### [Problem details]
Among these records, tally each line with the word "Types"; the answer is that number alone.

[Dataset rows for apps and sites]

'''

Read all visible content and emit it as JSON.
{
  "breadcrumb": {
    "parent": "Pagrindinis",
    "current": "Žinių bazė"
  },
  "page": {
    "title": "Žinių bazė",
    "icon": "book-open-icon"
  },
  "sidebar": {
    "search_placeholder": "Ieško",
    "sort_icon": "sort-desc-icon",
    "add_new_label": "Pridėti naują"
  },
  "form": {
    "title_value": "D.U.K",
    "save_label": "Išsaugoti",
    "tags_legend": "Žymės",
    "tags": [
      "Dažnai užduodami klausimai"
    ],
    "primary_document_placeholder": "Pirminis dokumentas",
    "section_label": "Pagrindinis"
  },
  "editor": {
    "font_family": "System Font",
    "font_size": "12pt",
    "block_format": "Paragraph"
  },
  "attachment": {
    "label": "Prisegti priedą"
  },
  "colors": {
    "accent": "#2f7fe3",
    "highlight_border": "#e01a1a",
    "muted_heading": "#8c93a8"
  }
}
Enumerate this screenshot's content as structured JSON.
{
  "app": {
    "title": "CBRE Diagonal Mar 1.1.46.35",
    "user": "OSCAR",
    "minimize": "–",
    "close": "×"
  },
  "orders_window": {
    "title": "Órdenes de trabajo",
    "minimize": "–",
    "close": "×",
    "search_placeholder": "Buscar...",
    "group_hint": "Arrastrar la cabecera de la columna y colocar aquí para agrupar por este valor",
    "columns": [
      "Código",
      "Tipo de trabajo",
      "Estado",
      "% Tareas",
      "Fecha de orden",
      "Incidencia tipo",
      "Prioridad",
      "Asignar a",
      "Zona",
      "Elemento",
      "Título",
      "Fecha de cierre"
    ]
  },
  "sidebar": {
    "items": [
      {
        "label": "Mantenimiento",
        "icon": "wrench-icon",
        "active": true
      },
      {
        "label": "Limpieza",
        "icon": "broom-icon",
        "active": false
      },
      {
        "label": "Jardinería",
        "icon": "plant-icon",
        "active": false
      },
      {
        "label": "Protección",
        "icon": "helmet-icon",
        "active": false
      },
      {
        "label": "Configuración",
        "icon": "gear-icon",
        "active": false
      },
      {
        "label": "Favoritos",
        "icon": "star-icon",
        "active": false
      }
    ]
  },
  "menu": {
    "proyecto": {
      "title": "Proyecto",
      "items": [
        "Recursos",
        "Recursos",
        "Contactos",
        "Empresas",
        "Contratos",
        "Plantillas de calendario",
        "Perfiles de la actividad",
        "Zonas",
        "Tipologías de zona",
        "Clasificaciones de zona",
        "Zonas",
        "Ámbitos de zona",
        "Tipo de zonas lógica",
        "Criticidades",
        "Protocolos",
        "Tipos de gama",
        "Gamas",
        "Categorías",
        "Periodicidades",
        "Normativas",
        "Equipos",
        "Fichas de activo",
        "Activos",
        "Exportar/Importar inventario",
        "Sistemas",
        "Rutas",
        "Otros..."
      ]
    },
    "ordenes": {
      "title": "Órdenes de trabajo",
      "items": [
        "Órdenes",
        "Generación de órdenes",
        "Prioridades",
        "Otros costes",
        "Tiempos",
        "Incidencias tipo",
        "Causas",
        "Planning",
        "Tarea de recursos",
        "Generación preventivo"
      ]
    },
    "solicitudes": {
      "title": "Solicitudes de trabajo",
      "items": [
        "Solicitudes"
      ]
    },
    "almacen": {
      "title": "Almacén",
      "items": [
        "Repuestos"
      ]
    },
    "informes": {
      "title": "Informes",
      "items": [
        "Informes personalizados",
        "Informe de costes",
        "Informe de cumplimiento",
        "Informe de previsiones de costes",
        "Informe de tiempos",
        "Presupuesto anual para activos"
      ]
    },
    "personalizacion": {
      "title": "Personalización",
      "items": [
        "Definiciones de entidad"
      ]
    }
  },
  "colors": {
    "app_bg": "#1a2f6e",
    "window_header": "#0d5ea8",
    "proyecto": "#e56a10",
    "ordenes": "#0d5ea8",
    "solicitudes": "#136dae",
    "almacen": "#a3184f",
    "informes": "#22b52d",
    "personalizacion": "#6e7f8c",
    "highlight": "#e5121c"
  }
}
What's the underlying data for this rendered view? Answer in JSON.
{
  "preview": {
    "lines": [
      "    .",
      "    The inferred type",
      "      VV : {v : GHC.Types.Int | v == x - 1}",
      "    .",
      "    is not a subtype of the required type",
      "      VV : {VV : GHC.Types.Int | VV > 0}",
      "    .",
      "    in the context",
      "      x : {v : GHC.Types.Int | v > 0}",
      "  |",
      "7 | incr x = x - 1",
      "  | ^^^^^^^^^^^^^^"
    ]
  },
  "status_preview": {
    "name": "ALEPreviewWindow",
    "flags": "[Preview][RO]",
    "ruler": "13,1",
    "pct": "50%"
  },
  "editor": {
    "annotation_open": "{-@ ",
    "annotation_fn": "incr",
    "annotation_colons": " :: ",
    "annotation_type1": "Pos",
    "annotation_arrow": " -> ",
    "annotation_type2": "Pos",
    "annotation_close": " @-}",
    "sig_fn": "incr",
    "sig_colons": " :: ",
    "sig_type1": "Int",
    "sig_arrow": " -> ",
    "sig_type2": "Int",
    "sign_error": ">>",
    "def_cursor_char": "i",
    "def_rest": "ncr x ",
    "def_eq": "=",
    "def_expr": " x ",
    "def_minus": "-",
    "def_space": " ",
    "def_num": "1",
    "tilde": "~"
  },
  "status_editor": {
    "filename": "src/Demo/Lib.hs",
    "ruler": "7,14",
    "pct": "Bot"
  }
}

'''

### [Your response]
3